### EXERCISE PROMPT:
The output should be all lines of the entries below in which the word "selected" occurs.

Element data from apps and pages
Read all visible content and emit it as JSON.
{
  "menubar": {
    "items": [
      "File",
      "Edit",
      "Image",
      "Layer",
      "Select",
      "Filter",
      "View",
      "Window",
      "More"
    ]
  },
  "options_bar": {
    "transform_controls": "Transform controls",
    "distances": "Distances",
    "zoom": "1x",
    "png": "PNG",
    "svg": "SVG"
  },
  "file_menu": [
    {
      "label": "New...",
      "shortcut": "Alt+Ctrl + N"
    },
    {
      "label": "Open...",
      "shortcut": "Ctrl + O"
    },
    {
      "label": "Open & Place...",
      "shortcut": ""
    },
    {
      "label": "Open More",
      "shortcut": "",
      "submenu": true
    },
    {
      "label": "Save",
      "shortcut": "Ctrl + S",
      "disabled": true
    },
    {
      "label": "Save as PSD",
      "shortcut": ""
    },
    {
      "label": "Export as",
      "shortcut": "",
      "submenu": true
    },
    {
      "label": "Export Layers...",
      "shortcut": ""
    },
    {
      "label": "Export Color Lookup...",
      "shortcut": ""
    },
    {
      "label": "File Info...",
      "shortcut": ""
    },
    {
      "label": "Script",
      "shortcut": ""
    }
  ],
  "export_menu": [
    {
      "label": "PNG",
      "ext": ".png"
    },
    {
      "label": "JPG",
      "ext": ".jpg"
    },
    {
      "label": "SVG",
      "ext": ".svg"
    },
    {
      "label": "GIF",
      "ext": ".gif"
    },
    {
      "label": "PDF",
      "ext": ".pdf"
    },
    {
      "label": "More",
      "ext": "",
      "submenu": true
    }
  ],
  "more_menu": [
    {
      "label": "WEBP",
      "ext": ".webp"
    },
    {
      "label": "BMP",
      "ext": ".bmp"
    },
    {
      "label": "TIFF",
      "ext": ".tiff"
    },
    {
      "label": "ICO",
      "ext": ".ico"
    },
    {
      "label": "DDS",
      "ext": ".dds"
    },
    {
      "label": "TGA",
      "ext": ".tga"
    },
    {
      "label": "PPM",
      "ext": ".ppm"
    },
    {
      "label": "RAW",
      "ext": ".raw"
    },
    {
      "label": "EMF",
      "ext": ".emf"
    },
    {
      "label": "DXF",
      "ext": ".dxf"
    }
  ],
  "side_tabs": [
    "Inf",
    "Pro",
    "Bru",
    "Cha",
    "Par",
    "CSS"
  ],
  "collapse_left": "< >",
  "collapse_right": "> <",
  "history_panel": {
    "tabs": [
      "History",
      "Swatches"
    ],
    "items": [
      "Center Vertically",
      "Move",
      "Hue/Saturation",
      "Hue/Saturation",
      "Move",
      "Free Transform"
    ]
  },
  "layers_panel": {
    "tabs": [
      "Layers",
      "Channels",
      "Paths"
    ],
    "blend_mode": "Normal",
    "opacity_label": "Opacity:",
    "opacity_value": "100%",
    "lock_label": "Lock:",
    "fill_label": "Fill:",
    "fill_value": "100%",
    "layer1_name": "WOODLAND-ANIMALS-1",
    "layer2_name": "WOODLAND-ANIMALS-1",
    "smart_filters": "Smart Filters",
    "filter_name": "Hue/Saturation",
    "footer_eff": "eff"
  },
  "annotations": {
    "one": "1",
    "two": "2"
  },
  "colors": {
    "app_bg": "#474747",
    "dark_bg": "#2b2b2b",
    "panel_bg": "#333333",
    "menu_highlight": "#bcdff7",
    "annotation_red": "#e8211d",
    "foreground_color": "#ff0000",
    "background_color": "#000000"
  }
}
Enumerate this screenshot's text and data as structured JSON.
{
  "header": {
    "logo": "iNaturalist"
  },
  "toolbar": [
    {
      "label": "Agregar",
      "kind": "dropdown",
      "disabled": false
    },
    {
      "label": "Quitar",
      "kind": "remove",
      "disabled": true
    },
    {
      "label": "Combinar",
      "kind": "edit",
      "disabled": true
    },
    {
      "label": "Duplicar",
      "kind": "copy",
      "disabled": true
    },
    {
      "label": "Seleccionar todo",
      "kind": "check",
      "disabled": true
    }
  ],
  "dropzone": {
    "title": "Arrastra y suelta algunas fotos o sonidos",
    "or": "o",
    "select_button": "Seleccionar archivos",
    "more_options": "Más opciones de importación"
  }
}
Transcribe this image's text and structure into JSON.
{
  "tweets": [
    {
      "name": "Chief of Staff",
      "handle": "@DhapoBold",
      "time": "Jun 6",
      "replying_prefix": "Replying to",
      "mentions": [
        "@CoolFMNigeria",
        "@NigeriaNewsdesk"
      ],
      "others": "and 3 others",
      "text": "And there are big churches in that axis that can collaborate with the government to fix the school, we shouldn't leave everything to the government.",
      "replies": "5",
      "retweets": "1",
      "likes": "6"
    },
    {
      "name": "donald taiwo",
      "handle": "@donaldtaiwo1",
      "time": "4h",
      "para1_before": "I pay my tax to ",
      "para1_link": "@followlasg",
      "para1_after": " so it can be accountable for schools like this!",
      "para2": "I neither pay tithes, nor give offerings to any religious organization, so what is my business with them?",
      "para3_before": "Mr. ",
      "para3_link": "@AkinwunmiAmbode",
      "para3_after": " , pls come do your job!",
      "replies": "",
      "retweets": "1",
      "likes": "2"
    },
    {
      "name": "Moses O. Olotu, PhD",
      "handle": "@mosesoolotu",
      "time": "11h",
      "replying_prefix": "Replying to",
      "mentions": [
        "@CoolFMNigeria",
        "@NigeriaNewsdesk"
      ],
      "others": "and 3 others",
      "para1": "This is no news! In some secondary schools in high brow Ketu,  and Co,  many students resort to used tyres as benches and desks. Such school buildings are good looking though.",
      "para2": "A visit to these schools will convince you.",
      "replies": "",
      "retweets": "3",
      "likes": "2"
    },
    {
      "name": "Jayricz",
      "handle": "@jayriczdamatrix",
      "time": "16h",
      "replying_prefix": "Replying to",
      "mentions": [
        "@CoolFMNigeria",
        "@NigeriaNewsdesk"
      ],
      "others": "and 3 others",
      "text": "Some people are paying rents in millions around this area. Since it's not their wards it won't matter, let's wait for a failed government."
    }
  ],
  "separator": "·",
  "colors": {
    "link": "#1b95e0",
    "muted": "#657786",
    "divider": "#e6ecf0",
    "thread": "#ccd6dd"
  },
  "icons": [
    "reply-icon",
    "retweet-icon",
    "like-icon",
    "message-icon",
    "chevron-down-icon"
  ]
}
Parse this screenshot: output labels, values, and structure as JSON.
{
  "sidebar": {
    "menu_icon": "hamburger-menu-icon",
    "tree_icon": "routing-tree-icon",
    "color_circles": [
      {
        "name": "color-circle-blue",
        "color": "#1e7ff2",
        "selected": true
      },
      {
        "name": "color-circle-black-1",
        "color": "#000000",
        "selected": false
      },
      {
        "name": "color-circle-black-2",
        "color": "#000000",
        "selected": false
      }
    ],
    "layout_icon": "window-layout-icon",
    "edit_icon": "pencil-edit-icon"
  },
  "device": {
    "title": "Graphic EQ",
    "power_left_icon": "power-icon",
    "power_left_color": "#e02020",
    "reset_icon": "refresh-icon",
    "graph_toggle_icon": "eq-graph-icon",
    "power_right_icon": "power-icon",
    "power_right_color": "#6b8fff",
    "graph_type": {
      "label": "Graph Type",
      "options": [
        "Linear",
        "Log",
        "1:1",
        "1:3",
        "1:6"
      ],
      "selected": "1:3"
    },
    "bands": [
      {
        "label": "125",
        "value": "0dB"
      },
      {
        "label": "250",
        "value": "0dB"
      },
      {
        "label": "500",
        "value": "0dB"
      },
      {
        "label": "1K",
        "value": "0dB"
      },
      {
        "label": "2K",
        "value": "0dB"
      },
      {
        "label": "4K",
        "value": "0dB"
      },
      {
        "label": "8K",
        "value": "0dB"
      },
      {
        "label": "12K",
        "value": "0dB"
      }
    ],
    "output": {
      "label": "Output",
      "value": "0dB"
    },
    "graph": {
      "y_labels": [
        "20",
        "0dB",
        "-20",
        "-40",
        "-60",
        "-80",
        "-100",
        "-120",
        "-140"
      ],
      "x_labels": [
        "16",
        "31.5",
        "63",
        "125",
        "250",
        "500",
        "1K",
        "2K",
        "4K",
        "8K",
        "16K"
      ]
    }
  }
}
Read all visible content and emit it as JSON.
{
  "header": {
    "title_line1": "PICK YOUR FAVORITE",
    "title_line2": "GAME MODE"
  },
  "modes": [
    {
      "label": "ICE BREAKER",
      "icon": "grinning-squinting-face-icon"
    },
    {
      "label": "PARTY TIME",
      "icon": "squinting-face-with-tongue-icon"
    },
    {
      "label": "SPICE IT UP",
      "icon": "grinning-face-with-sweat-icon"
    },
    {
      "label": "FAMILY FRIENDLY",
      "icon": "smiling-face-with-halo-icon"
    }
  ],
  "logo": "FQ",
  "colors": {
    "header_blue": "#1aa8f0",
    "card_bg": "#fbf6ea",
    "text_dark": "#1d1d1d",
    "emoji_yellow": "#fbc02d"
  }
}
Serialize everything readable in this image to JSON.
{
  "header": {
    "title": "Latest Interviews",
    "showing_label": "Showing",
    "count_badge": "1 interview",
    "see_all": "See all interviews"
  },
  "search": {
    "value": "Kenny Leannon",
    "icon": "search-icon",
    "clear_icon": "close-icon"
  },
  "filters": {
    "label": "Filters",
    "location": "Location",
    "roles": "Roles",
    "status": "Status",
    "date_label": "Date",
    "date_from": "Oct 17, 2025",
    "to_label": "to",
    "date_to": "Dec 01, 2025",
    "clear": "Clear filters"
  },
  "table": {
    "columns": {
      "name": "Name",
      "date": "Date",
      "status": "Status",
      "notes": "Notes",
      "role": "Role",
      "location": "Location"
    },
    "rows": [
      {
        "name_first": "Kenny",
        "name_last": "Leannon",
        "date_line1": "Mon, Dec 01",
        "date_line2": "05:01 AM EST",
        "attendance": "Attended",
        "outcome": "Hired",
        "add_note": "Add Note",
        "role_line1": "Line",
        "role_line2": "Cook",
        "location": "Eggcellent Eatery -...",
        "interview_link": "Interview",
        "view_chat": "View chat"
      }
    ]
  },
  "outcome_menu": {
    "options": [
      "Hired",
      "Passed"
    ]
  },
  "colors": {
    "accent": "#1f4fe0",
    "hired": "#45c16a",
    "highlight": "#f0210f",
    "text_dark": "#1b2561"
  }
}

### SOLUTION TO THE EXERCISE:
        "selected": true
        "selected": false
        "selected": false
      "selected": "1:3"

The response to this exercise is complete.